This collaboration is central to the film and to the ideas Sciamma aims to propagate: artists working together, just like two people in a relationship, should stand on equal ground and create something together rather than one having power over the other.
Pretty early in the film, Marianne reveals her real identity to Héloïse. I am not spoiling a major plot twist: this revelation is rather the point in time when the film can truly begin, as it is only by sharing and collaborating that Marianne can paint a true work of art and that her relationship with Héloïse can blossom.
Similarly, Héloïse’s servant Sophie – played by Luàna Bajrami (“Happy Birthday”, “School’s Out”) – strikes a sincere friendship with the two women that makes all class boundaries disappear: it is the collaboration between people, and especially between women, that prevails here.
Even Héloïse’s mother, who could act as a “villain” as she is the one planning the arranged marriage, rises above that one-dimensional status, not only thanks to Sciamma’s clever script, but also to the depth with which Valeria Golino (“Rain Man”, “Hot Shots!”) plays her.
Choice and representation are two other major themes that the period drama explores and that will undoubtedly strike a chord with modern audiences, without the film ever being weighed down by it.
It all flows perfectly within the story, embellished by Claire Mathon’s cinematography (who also worked on “Stranger By the Lake” or “My King”, among others).
Composition and lighting are masterfully used to create paintings of their own without relying on an ostentatious decor. On the contrary, the sets are stripped down to the minimum in what looks like realistic scenery that lets the characters take the central place.
Even the use of music is sparse, which paradoxically demonstrates its importance. As an ode to art, Portrait of a Lady on Fire showcases its power not only through images but also by having rare but powerful musical moments.
Vivaldi’s Storm, a segment from his Four Seasons, is here used twice in a beautiful example of the constant dialogue between audiences and art. The piece obviously stands on its own, but it hits the characters as well as the audience much more the second time we hear it because, just like a portrait or a film, it now carries and represents a memory forever stuck in time.
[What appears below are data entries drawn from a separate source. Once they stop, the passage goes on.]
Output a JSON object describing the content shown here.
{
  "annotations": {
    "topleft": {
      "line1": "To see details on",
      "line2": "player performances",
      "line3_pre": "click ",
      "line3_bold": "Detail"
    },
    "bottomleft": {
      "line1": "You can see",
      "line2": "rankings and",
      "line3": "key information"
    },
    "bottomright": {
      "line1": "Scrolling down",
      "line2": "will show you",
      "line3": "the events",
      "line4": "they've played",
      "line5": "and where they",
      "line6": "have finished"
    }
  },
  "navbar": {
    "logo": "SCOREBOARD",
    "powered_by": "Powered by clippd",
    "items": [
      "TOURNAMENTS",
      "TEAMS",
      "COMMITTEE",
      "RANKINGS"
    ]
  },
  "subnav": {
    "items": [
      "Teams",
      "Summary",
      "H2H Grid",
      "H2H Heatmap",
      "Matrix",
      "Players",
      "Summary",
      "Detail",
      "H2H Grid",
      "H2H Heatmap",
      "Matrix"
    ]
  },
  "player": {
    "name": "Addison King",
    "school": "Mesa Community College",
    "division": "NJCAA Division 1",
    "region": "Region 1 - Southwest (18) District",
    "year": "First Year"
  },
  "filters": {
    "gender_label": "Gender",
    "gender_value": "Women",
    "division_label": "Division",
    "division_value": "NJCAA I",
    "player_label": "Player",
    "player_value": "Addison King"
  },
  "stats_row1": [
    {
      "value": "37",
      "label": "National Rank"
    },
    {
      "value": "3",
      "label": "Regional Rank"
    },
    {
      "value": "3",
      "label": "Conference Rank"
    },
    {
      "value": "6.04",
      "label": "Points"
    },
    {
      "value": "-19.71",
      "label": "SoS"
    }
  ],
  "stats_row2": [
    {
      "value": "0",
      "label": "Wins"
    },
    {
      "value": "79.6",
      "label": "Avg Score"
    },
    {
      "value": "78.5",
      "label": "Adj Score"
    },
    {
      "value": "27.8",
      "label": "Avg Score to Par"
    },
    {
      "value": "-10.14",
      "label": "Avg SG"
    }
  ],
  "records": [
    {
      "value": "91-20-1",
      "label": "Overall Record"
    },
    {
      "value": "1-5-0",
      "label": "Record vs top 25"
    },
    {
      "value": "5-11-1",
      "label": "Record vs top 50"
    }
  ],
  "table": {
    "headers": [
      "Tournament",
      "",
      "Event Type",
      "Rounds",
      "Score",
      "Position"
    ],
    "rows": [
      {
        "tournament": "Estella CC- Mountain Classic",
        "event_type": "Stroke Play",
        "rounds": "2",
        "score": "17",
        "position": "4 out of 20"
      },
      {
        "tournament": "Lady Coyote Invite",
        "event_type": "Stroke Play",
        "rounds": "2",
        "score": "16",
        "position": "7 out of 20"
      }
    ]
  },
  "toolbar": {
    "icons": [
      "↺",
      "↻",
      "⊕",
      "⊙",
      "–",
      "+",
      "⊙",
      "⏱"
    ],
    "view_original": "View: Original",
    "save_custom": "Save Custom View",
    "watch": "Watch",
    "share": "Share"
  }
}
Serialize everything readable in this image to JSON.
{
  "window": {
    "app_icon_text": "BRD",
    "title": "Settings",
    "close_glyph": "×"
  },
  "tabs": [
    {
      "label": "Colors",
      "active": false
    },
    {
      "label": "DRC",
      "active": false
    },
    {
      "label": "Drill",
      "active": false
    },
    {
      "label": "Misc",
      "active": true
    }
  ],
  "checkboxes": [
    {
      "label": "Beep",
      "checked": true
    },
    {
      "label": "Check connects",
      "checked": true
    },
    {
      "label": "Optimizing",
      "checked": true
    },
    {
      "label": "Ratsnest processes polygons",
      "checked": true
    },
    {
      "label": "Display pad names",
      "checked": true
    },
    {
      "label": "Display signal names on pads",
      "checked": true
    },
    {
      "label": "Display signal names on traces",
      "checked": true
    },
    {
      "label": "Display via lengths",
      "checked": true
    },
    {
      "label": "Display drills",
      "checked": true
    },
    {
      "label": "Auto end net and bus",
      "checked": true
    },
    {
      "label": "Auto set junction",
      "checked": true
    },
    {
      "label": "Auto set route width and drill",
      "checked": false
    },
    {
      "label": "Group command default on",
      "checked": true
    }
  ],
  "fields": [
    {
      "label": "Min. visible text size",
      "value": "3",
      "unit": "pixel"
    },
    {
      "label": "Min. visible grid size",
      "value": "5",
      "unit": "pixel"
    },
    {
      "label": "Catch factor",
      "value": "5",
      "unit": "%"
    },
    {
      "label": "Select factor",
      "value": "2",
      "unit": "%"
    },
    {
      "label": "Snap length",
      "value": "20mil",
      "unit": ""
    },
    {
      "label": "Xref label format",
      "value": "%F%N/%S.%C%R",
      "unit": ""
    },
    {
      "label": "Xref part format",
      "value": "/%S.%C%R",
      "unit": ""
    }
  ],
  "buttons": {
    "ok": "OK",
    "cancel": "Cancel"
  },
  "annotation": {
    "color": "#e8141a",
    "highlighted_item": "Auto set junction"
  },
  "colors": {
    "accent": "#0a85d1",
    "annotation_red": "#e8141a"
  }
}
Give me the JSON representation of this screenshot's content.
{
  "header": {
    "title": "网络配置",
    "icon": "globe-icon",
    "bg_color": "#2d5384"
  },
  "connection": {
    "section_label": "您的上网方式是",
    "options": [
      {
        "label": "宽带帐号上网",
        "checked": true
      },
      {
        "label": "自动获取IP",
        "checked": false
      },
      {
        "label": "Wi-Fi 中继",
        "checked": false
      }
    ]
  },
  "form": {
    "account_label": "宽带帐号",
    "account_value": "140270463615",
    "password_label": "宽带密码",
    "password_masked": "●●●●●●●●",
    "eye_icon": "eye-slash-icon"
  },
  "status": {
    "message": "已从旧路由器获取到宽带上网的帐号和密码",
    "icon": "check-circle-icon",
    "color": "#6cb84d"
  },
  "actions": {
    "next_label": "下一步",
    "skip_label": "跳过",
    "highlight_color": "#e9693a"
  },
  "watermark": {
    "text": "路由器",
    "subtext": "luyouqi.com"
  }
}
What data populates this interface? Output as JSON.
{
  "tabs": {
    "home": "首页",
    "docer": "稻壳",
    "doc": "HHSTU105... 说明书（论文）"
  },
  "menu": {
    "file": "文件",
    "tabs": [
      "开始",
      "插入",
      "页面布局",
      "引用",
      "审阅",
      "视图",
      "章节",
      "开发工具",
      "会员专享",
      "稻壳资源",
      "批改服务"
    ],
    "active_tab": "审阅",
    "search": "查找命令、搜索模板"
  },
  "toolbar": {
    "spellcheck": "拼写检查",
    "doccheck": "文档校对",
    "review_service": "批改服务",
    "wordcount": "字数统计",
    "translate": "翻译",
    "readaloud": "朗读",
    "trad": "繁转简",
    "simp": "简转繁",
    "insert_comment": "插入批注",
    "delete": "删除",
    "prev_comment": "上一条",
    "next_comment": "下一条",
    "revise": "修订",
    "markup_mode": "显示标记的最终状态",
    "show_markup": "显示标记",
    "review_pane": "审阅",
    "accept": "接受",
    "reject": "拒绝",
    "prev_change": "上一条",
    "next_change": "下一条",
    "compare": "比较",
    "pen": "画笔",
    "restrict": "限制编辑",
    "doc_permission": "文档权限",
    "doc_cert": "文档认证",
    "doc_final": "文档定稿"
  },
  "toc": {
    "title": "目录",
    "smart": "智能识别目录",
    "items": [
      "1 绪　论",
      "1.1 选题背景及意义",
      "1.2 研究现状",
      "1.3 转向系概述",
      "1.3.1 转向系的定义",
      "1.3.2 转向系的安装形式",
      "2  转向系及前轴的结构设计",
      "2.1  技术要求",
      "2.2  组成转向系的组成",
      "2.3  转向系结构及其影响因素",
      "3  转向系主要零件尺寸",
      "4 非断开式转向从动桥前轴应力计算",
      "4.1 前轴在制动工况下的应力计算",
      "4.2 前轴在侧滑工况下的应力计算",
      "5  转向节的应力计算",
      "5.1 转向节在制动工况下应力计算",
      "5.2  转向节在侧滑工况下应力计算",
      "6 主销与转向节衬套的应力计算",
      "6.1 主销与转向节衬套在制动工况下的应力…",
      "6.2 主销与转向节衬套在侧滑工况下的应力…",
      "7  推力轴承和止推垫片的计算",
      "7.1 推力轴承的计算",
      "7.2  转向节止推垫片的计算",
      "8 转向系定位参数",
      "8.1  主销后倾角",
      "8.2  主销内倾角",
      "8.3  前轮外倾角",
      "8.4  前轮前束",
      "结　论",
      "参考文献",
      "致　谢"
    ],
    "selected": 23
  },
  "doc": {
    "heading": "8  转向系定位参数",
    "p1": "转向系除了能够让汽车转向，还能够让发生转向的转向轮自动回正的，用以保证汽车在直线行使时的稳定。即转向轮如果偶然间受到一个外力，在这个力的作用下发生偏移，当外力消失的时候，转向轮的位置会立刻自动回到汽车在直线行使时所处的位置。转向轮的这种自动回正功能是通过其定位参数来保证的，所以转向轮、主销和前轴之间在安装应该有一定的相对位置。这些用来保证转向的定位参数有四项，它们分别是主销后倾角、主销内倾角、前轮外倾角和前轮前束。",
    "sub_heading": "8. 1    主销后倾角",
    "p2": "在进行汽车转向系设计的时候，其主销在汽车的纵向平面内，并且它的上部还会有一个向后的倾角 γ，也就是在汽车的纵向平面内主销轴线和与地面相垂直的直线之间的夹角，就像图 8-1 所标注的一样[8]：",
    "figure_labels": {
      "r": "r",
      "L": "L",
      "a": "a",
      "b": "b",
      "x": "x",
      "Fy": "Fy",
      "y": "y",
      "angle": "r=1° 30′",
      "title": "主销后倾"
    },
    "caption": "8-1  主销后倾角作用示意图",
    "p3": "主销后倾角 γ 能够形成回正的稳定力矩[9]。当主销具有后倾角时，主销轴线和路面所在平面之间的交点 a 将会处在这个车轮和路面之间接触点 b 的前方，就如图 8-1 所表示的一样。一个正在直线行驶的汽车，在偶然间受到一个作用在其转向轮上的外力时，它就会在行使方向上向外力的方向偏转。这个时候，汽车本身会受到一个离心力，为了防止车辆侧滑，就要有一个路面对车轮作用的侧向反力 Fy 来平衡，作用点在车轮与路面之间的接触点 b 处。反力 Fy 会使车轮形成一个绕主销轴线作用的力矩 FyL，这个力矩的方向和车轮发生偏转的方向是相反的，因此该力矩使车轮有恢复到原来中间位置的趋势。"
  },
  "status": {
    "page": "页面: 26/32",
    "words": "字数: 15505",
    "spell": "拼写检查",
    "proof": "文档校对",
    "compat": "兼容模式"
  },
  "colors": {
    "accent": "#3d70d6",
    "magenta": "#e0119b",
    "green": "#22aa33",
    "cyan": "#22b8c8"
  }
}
Without a doubt one of the best films of the year, Portrait of a Lady on Fire is not one to miss. It will make you feel, cry, laugh, think, and most of all light a fire that will linger in your mind long after.